  24. afcandrew

    New to forum

    I cruised on QE in 2016, which was the first time I had been back on Cunard since my first cruise on QE2 in 1995! Thoroughly enjoyed a round-Britain on her and thought the service & standard of food was very reminiscent of P&O in the late 1990s and early 2000s. Sadly, drinks prices on all American Lines are much, much higher than those based in the UK. My main gripe with Cunard is that they constantly talk about their British Heritage when everything is geared to American tastes. Nothing wrong with American tastes but just cut the spouting about your British Heritage...
  25. afcandrew

    Britannia refit

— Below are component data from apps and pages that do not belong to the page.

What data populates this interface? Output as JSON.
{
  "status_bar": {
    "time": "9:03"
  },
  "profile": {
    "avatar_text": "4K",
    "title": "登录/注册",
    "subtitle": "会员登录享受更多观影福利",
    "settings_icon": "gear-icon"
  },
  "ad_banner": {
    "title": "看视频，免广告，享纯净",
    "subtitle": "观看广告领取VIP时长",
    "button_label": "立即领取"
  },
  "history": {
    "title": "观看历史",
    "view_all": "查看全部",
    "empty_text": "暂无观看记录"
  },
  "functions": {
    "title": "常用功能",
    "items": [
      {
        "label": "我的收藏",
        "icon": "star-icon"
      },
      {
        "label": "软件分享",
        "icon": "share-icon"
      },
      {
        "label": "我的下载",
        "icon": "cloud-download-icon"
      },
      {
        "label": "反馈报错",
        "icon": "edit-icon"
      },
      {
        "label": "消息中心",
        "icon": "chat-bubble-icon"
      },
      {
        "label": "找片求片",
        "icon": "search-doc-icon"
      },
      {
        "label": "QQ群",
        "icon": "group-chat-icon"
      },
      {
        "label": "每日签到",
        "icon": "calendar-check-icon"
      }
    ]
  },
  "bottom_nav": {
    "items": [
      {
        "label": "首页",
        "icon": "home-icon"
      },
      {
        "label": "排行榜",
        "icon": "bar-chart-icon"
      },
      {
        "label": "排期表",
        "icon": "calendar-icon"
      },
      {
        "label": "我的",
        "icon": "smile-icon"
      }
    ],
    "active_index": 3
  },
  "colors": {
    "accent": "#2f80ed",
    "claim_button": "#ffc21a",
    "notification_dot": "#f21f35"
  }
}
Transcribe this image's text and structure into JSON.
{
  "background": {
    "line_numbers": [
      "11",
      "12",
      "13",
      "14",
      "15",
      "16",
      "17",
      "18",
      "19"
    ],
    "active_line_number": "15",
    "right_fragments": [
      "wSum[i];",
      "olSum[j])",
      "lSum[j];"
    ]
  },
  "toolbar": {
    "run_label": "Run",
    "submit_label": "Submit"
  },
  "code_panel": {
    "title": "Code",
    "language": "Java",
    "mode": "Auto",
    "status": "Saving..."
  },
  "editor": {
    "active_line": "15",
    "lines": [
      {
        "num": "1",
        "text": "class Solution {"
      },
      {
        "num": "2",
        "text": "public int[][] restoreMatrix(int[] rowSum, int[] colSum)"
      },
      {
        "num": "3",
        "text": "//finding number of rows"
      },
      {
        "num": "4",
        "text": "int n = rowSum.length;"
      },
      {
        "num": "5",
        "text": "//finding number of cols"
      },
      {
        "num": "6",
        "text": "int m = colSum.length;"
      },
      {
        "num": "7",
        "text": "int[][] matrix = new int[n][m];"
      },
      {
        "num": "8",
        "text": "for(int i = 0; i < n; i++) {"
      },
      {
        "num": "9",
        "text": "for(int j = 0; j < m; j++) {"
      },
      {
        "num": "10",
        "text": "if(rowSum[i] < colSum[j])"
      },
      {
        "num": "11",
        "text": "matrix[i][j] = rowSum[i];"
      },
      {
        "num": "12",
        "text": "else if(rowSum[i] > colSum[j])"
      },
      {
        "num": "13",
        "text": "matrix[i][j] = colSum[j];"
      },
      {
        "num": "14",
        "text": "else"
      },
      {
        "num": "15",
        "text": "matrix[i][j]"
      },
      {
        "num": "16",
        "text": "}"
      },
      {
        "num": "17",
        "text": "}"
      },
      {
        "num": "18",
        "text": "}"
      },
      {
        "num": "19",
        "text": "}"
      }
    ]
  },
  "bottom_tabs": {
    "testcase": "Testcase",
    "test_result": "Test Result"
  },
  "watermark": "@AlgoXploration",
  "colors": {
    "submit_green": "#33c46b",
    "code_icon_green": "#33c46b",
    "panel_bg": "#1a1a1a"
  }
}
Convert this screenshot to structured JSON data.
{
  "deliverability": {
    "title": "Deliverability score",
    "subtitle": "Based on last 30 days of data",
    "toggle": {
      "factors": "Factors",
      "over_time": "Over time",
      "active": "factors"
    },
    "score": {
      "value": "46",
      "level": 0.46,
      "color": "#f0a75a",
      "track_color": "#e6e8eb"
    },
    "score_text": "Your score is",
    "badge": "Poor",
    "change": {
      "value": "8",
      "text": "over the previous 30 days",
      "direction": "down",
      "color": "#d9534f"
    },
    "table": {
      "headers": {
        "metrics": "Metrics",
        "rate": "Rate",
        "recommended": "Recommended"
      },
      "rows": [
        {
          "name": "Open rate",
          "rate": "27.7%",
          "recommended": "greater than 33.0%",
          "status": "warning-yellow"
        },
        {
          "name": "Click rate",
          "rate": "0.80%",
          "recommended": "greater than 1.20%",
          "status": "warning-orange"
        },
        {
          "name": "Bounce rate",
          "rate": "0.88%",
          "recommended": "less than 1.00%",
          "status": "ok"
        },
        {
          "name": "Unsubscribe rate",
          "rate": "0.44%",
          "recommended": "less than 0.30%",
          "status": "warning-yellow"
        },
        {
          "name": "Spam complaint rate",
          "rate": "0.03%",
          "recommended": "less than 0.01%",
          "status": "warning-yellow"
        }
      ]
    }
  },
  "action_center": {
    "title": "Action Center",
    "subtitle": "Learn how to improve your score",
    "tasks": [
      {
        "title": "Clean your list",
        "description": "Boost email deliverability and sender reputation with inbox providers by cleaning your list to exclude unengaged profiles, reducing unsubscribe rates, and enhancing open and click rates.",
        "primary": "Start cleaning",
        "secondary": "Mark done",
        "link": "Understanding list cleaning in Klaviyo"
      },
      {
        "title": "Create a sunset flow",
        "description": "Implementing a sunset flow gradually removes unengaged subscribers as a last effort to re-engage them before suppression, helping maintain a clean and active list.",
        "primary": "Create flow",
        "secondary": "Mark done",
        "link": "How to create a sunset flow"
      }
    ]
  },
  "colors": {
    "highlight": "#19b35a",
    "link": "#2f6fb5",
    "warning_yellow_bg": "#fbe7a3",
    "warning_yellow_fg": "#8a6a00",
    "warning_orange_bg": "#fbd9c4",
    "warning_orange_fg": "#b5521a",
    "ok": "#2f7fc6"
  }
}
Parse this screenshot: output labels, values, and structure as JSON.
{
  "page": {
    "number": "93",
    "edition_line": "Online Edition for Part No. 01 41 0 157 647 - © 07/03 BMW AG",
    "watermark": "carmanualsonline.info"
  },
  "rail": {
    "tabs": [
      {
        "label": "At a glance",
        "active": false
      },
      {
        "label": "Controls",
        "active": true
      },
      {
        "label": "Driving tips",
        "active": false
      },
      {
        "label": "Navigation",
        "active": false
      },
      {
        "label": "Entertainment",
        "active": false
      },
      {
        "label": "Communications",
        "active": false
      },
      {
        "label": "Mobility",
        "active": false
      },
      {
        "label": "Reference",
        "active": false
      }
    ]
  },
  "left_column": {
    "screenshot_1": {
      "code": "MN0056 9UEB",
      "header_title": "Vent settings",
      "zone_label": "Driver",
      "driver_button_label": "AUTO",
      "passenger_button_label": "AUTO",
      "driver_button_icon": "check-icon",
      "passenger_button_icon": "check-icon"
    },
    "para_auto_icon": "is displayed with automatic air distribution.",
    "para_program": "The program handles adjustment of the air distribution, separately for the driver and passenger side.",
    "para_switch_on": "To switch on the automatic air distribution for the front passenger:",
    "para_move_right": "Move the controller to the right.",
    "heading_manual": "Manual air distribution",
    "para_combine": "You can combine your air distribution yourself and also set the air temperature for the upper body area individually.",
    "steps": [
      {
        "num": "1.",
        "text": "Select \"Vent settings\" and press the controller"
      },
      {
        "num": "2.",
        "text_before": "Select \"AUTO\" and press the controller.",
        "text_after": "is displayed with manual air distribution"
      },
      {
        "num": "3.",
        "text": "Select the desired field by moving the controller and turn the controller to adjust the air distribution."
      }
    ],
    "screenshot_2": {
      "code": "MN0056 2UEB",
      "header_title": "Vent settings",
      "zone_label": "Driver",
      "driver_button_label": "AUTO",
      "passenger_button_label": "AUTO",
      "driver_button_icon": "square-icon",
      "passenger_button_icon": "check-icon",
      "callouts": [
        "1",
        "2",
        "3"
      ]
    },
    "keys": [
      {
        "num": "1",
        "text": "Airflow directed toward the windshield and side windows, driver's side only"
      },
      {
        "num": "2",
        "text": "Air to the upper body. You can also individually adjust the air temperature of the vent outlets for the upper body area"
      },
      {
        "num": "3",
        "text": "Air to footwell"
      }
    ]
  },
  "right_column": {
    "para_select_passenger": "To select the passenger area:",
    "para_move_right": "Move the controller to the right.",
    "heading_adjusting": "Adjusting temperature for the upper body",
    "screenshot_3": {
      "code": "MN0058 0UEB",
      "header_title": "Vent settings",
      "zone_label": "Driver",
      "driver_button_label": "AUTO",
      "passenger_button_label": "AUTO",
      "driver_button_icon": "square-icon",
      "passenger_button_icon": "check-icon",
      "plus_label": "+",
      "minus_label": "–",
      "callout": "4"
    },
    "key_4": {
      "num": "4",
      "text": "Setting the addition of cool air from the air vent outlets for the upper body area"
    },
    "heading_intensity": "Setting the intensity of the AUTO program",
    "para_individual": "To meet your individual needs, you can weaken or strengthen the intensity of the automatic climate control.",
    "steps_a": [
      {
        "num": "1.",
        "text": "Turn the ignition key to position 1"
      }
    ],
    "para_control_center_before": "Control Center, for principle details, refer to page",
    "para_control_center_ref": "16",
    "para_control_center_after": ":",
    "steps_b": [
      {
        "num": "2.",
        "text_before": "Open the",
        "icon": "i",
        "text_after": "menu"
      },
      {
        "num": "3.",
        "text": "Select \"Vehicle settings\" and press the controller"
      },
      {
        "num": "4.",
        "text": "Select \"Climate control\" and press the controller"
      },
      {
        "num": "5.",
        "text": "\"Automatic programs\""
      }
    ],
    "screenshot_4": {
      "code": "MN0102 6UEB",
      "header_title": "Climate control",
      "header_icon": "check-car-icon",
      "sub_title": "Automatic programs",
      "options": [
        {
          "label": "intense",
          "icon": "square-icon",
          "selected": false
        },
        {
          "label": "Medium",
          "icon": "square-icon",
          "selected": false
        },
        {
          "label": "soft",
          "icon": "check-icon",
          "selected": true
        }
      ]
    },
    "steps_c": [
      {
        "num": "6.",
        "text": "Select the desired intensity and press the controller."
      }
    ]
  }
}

    Of course, this is part of the fleet-wide change as P&O give Hardings the heave-ho after many years. Like many, I have seldom bought things in the on-board shops. In over 20 cruises, I can count on one hand the number of purchases. I agree with most of the comments here that there are few bargains. Its the same situation at airports. In addition, you often find that the items on sale aboard or on aircraft are "exclusive" so you can't even compare them with standard prices.